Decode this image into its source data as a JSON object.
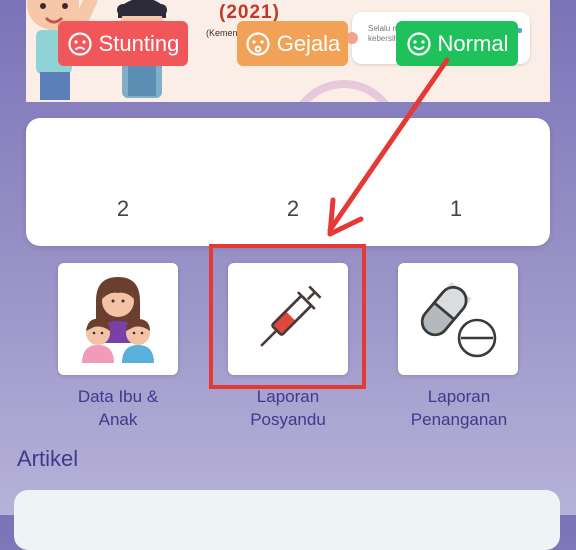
{
  "banner": {
    "year": "(2021)",
    "source": "(Kemenkes, 2022)",
    "tip_text": "Selalu menjaga kebersihan lingkungan"
  },
  "stats": [
    {
      "label": "Stunting",
      "count": "2",
      "color": "#f0565a",
      "icon": "sad-face-icon"
    },
    {
      "label": "Gejala",
      "count": "2",
      "color": "#f2a257",
      "icon": "worried-face-icon"
    },
    {
      "label": "Normal",
      "count": "1",
      "color": "#1fc15a",
      "icon": "smile-face-icon"
    }
  ],
  "menu": [
    {
      "label_line1": "Data Ibu &",
      "label_line2": "Anak",
      "icon": "mother-children-icon"
    },
    {
      "label_line1": "Laporan",
      "label_line2": "Posyandu",
      "icon": "syringe-icon"
    },
    {
      "label_line1": "Laporan",
      "label_line2": "Penanganan",
      "icon": "pills-icon"
    }
  ],
  "section": {
    "title": "Artikel"
  },
  "colors": {
    "accent_text": "#3f3a8a",
    "annotation_red": "#e53935"
  }
}
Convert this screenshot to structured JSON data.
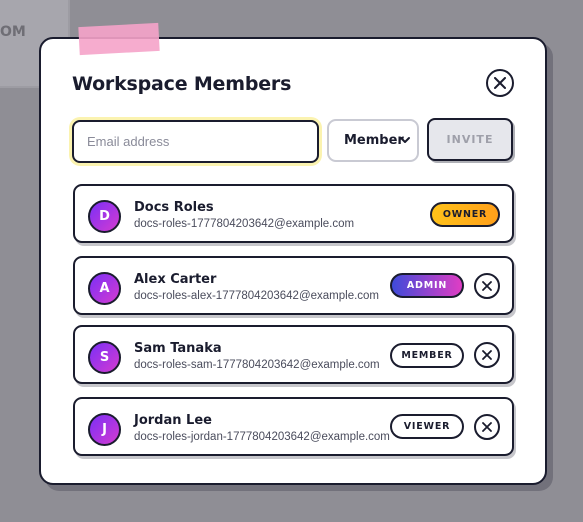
{
  "background": {
    "sidebar_fragment": "OM"
  },
  "modal": {
    "title": "Workspace Members",
    "email_placeholder": "Email address",
    "email_value": "",
    "role_select_value": "Member",
    "invite_label": "INVITE"
  },
  "members": [
    {
      "initial": "D",
      "name": "Docs Roles",
      "email": "docs-roles-1777804203642@example.com",
      "role": "OWNER",
      "removable": false
    },
    {
      "initial": "A",
      "name": "Alex Carter",
      "email": "docs-roles-alex-1777804203642@example.com",
      "role": "ADMIN",
      "removable": true
    },
    {
      "initial": "S",
      "name": "Sam Tanaka",
      "email": "docs-roles-sam-1777804203642@example.com",
      "role": "MEMBER",
      "removable": true
    },
    {
      "initial": "J",
      "name": "Jordan Lee",
      "email": "docs-roles-jordan-1777804203642@example.com",
      "role": "VIEWER",
      "removable": true
    }
  ],
  "icons": {
    "close": "close-icon",
    "remove": "remove-x-icon",
    "select_arrow": "chevron-down-icon"
  },
  "colors": {
    "ink": "#1a1c2e",
    "owner": "#ffb11a",
    "admin_start": "#3f4bd9",
    "admin_end": "#e03dc4",
    "avatar_start": "#7b2ff7",
    "avatar_end": "#d43bd0",
    "tape": "#f5a3c9"
  }
}
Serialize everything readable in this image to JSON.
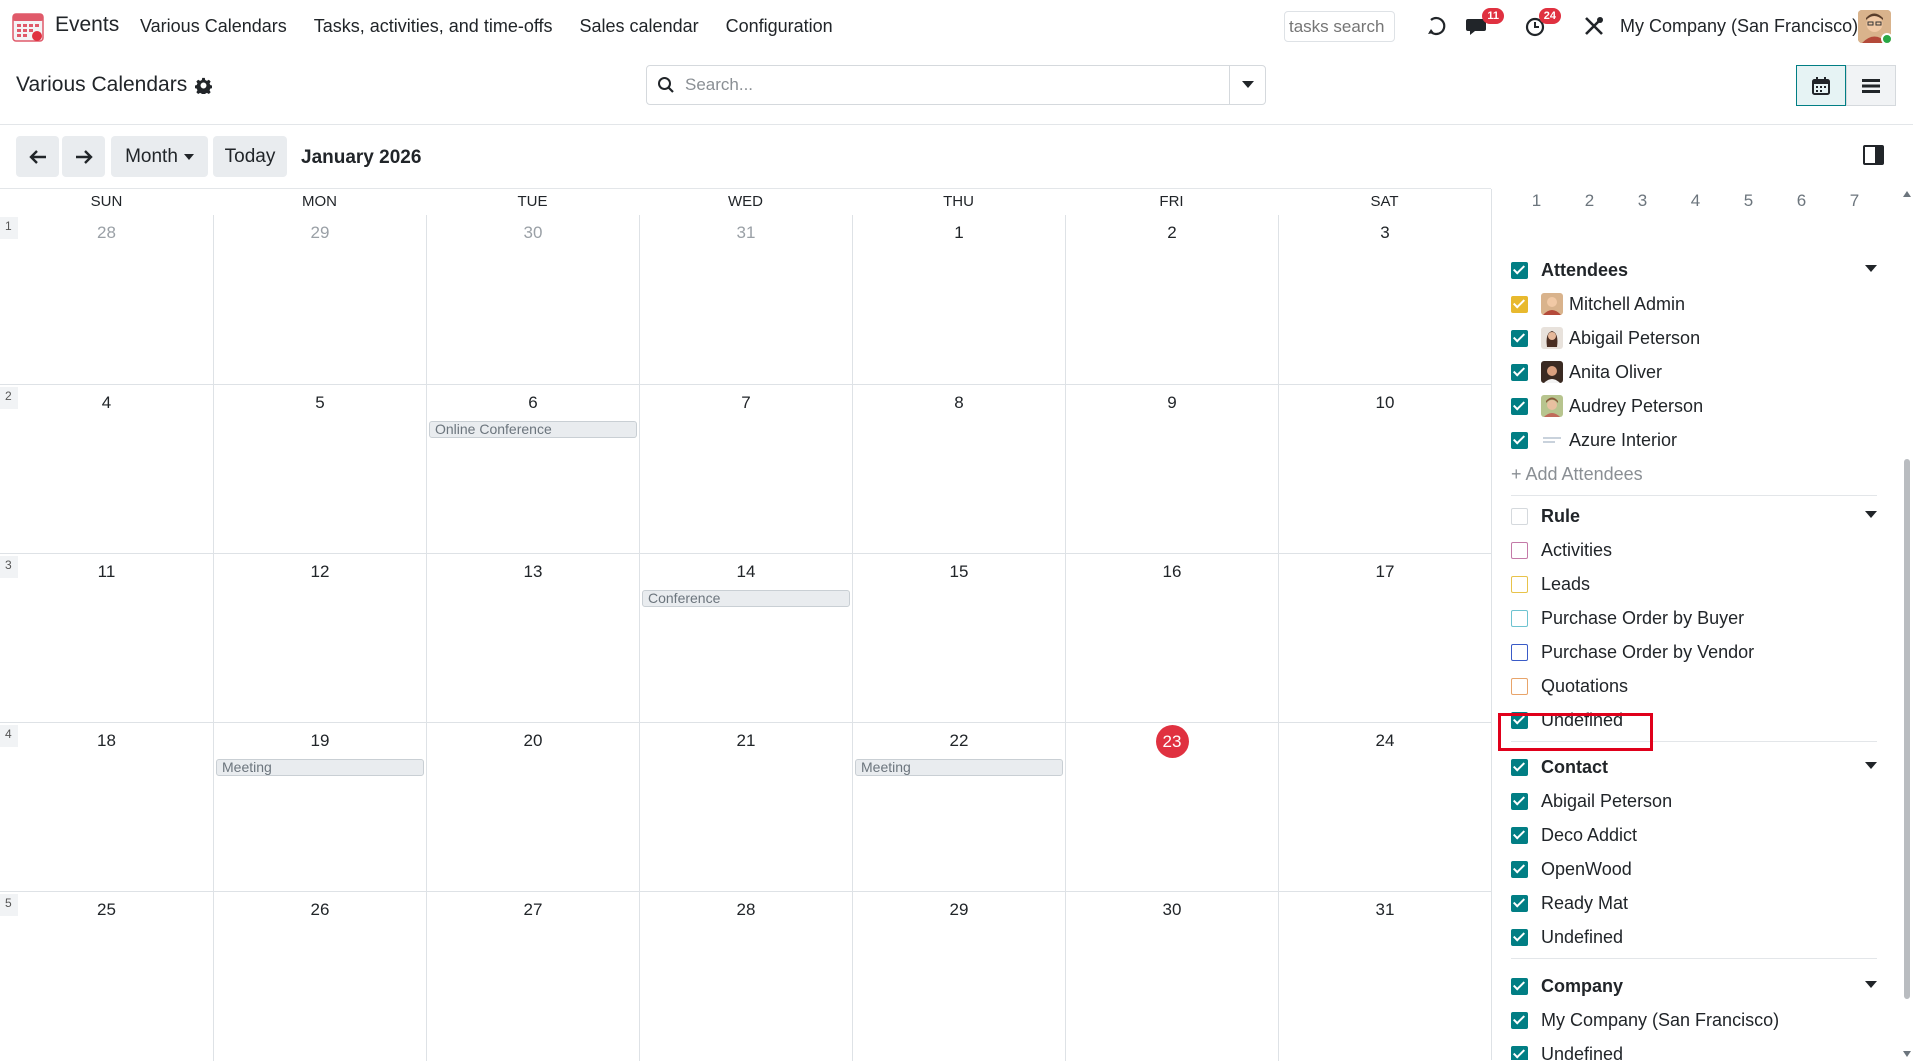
{
  "navbar": {
    "app_name": "Events",
    "menu": [
      "Various Calendars",
      "Tasks, activities, and time-offs",
      "Sales calendar",
      "Configuration"
    ],
    "tasks_search_placeholder": "tasks search",
    "messages_badge": "11",
    "activities_badge": "24",
    "company": "My Company (San Francisco)"
  },
  "control_panel": {
    "title": "Various Calendars",
    "search_placeholder": "Search..."
  },
  "toolbar": {
    "scale_label": "Month",
    "today_label": "Today",
    "range_label": "January 2026"
  },
  "calendar": {
    "day_headers": [
      "SUN",
      "MON",
      "TUE",
      "WED",
      "THU",
      "FRI",
      "SAT"
    ],
    "weeks": [
      {
        "num": "1",
        "days": [
          "28",
          "29",
          "30",
          "31",
          "1",
          "2",
          "3"
        ]
      },
      {
        "num": "2",
        "days": [
          "4",
          "5",
          "6",
          "7",
          "8",
          "9",
          "10"
        ]
      },
      {
        "num": "3",
        "days": [
          "11",
          "12",
          "13",
          "14",
          "15",
          "16",
          "17"
        ]
      },
      {
        "num": "4",
        "days": [
          "18",
          "19",
          "20",
          "21",
          "22",
          "23",
          "24"
        ]
      },
      {
        "num": "5",
        "days": [
          "25",
          "26",
          "27",
          "28",
          "29",
          "30",
          "31"
        ]
      }
    ],
    "events": {
      "online_conference": "Online Conference",
      "conference": "Conference",
      "meeting_mon": "Meeting",
      "meeting_thu": "Meeting"
    }
  },
  "sidebar": {
    "mini_week": [
      "1",
      "2",
      "3",
      "4",
      "5",
      "6",
      "7"
    ],
    "attendees": {
      "title": "Attendees",
      "items": [
        "Mitchell Admin",
        "Abigail Peterson",
        "Anita Oliver",
        "Audrey Peterson",
        "Azure Interior"
      ],
      "add_label": "+ Add Attendees"
    },
    "rule": {
      "title": "Rule",
      "items": [
        "Activities",
        "Leads",
        "Purchase Order by Buyer",
        "Purchase Order by Vendor",
        "Quotations",
        "Undefined"
      ]
    },
    "contact": {
      "title": "Contact",
      "items": [
        "Abigail Peterson",
        "Deco Addict",
        "OpenWood",
        "Ready Mat",
        "Undefined"
      ]
    },
    "company": {
      "title": "Company",
      "items": [
        "My Company (San Francisco)",
        "Undefined"
      ]
    }
  },
  "colors": {
    "accent": "#017e84",
    "today": "#e03140",
    "badge": "#e03140",
    "highlight": "#e0001b"
  }
}
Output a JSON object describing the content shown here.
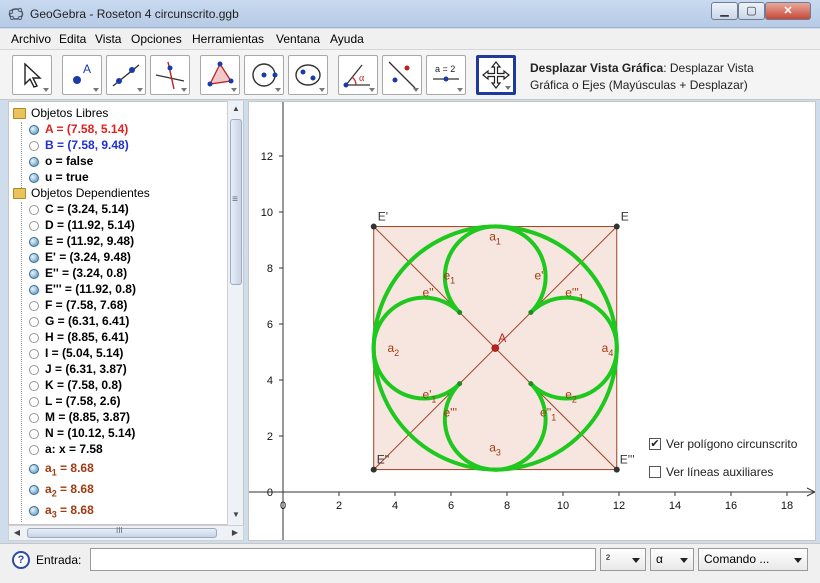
{
  "window": {
    "title": "GeoGebra - Roseton 4 circunscrito.ggb"
  },
  "menu": [
    "Archivo",
    "Edita",
    "Vista",
    "Opciones",
    "Herramientas",
    "Ventana",
    "Ayuda"
  ],
  "toolbar": {
    "help_title": "Desplazar Vista Gráfica",
    "help_text": ": Desplazar Vista Gráfica o Ejes (Mayúsculas + Desplazar)",
    "slider_tool_label": "a = 2",
    "tools": [
      "move",
      "point",
      "line",
      "perpendicular",
      "polygon",
      "circle",
      "conic",
      "angle",
      "reflect",
      "slider",
      "move-graphics-view"
    ]
  },
  "algebra": {
    "free_folder": "Objetos Libres",
    "free": [
      {
        "text": "A = (7.58, 5.14)",
        "color": "#e02020",
        "shown": true
      },
      {
        "text": "B = (7.58, 9.48)",
        "color": "#2030d0",
        "shown": false
      },
      {
        "text": "o = false",
        "color": "#000000",
        "shown": true
      },
      {
        "text": "u = true",
        "color": "#000000",
        "shown": true
      }
    ],
    "dependent_folder": "Objetos Dependientes",
    "dependent": [
      {
        "text": "C = (3.24, 5.14)",
        "color": "#000000",
        "shown": false
      },
      {
        "text": "D = (11.92, 5.14)",
        "color": "#000000",
        "shown": false
      },
      {
        "text": "E = (11.92, 9.48)",
        "color": "#000000",
        "shown": true
      },
      {
        "text": "E' = (3.24, 9.48)",
        "color": "#000000",
        "shown": true
      },
      {
        "text": "E'' = (3.24, 0.8)",
        "color": "#000000",
        "shown": true
      },
      {
        "text": "E''' = (11.92, 0.8)",
        "color": "#000000",
        "shown": true
      },
      {
        "text": "F = (7.58, 7.68)",
        "color": "#000000",
        "shown": false
      },
      {
        "text": "G = (6.31, 6.41)",
        "color": "#000000",
        "shown": false
      },
      {
        "text": "H = (8.85, 6.41)",
        "color": "#000000",
        "shown": false
      },
      {
        "text": "I = (5.04, 5.14)",
        "color": "#000000",
        "shown": false
      },
      {
        "text": "J = (6.31, 3.87)",
        "color": "#000000",
        "shown": false
      },
      {
        "text": "K = (7.58, 0.8)",
        "color": "#000000",
        "shown": false
      },
      {
        "text": "L = (7.58, 2.6)",
        "color": "#000000",
        "shown": false
      },
      {
        "text": "M = (8.85, 3.87)",
        "color": "#000000",
        "shown": false
      },
      {
        "text": "N = (10.12, 5.14)",
        "color": "#000000",
        "shown": false
      },
      {
        "text": "a: x = 7.58",
        "color": "#000000",
        "shown": false
      }
    ],
    "arcs": [
      {
        "name": "a",
        "sub": "1",
        "value": "= 8.68",
        "color": "#a03a10"
      },
      {
        "name": "a",
        "sub": "2",
        "value": "= 8.68",
        "color": "#a03a10"
      },
      {
        "name": "a",
        "sub": "3",
        "value": "= 8.68",
        "color": "#a03a10"
      }
    ],
    "scroll_grip": "≡",
    "hscroll_grip": "III"
  },
  "graphics": {
    "x_ticks": [
      "0",
      "2",
      "4",
      "6",
      "8",
      "10",
      "12",
      "14",
      "16",
      "18"
    ],
    "y_ticks": [
      "0",
      "2",
      "4",
      "6",
      "8",
      "10",
      "12"
    ],
    "square_corners": {
      "E": [
        11.92,
        9.48
      ],
      "E'": [
        3.24,
        9.48
      ],
      "E''": [
        3.24,
        0.8
      ],
      "E'''": [
        11.92,
        0.8
      ]
    },
    "center": {
      "label": "A",
      "x": 7.58,
      "y": 5.14
    },
    "colors": {
      "square_fill": "#f6e6df",
      "square_stroke": "#a04020",
      "green": "#1ec81e",
      "label": "#a03a10",
      "point": "#c02020"
    },
    "labels": {
      "E": "E",
      "Ep": "E'",
      "Epp": "E''",
      "Eppp": "E'''",
      "A": "A",
      "a1": "a",
      "a1s": "1",
      "a2": "a",
      "a2s": "2",
      "a3": "a",
      "a3s": "3",
      "a4": "a",
      "a4s": "4",
      "e1": "e",
      "e1s": "1",
      "e2": "e",
      "e2s": "2",
      "ep": "e'",
      "epp": "e''",
      "eppp": "e'''",
      "ep1": "e'",
      "ep1s": "1",
      "epp1": "e''",
      "epp1s": "1",
      "eppp1": "e'''",
      "eppp1s": "1"
    },
    "checkboxes": [
      {
        "label": "Ver polígono circunscrito",
        "checked": true
      },
      {
        "label": "Ver líneas auxiliares",
        "checked": false
      }
    ]
  },
  "inputbar": {
    "label": "Entrada:",
    "value": "",
    "dropdowns": [
      "²",
      "α",
      "Comando ..."
    ]
  }
}
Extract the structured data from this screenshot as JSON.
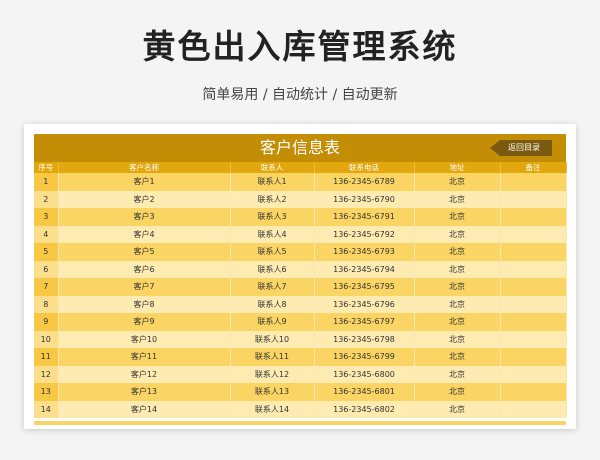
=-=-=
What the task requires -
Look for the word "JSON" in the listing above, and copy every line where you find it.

Solution for this task -
Decode this image into its source data as a JSON object.
Convert this screenshot to structured JSON data.
Serialize everything readable in this image to JSON.
Output a JSON object describing the content shown here.
Extract the structured data from this screenshot as JSON.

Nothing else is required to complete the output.